The maximum fare you can be charged for catching a cab on the street is being looked at by the state’s economic regulator under new laws designed to promote more competition in the market.
The Essential Services Commission is reviewing the maximum fare that can be charged for ‘unbooked’ commercial passenger vehicle services under a new role given to it by the government in December last year.
Unbooked services are where passengers hail a vehicle from the street or take a taxi from a rank while booked services are arranged prior to travel through an app, online or over the phone.
The commission’s director of transport, Dominic L’Huillier says historically, all services were subject to fare regulation, however changes in technology have increased competition in booked services”.
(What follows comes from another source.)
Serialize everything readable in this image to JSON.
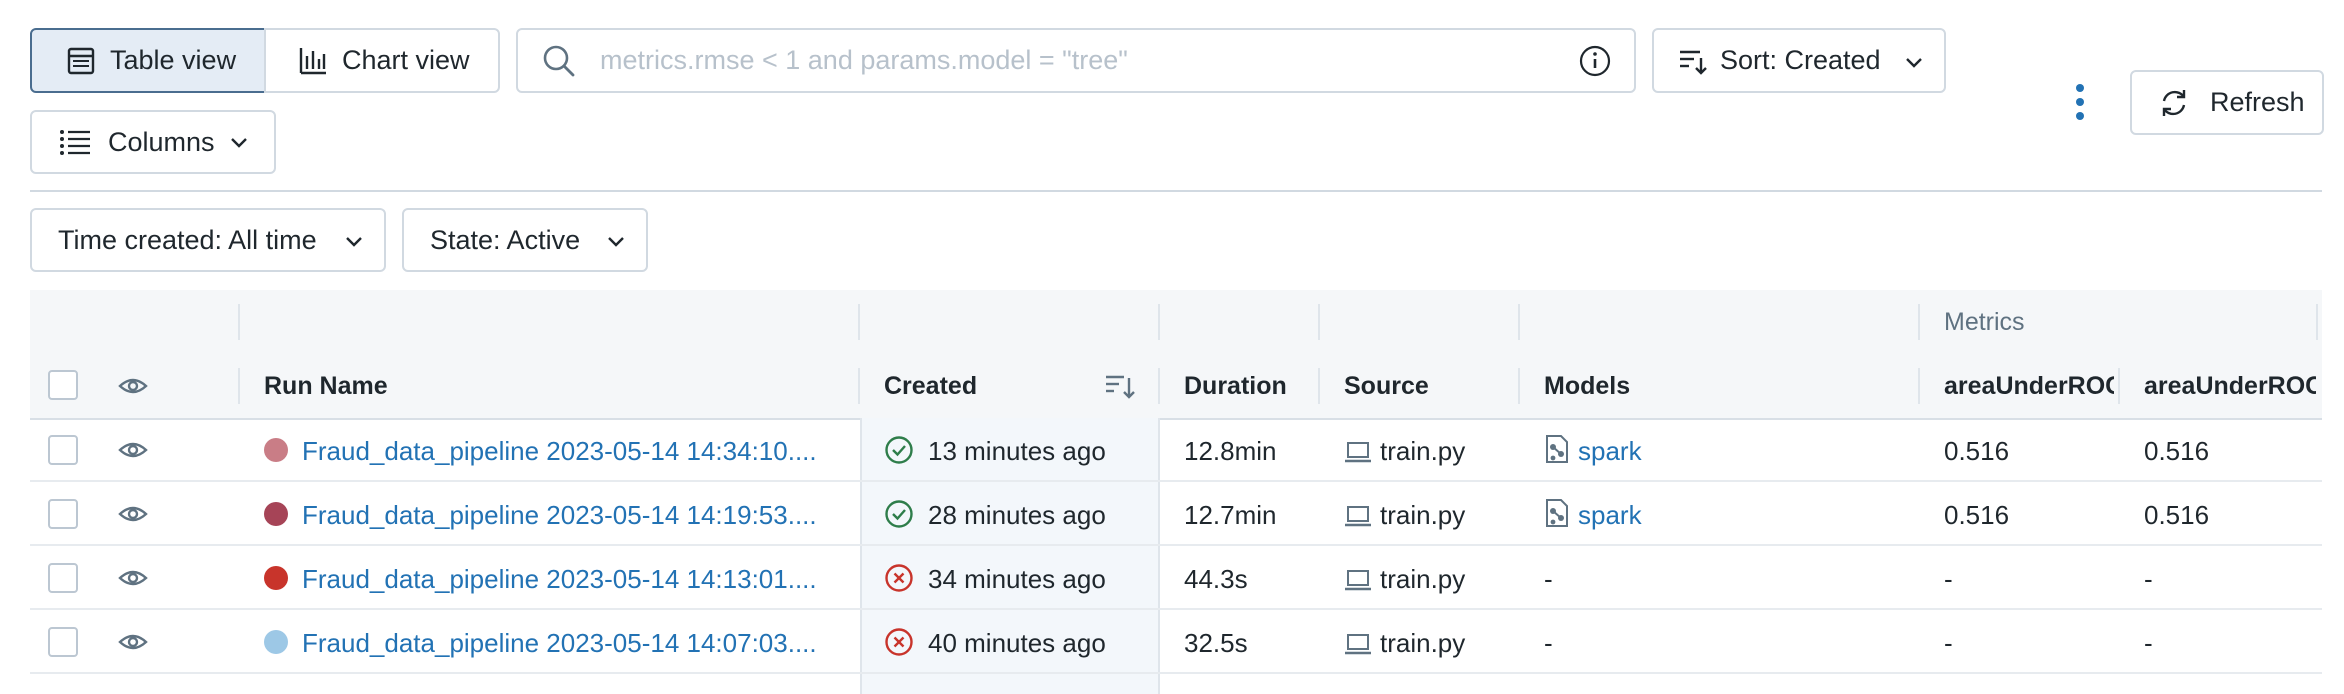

“Competitive forces are however not as strong in the unbooked services market where, for example, consumers hailing a vehicle in the street can’t shop around for a better deal,”
“The new legislation is about providing protection to passengers who use rank and hail services” he said.
The review will only look at fares in metropolitan Melbourne, urban and large regional zones including Geelong, Ballarat, Bendigo, Frankston, Dandenong and the Mornington Peninsula.
The commission is inviting comments on how fares for unbooked services could be improved and its approach to the review.
Further information on the unbooked commercial passenger vehicle fare review is available on our website. Submissions should be sent to email@example.com by 28 March 2018.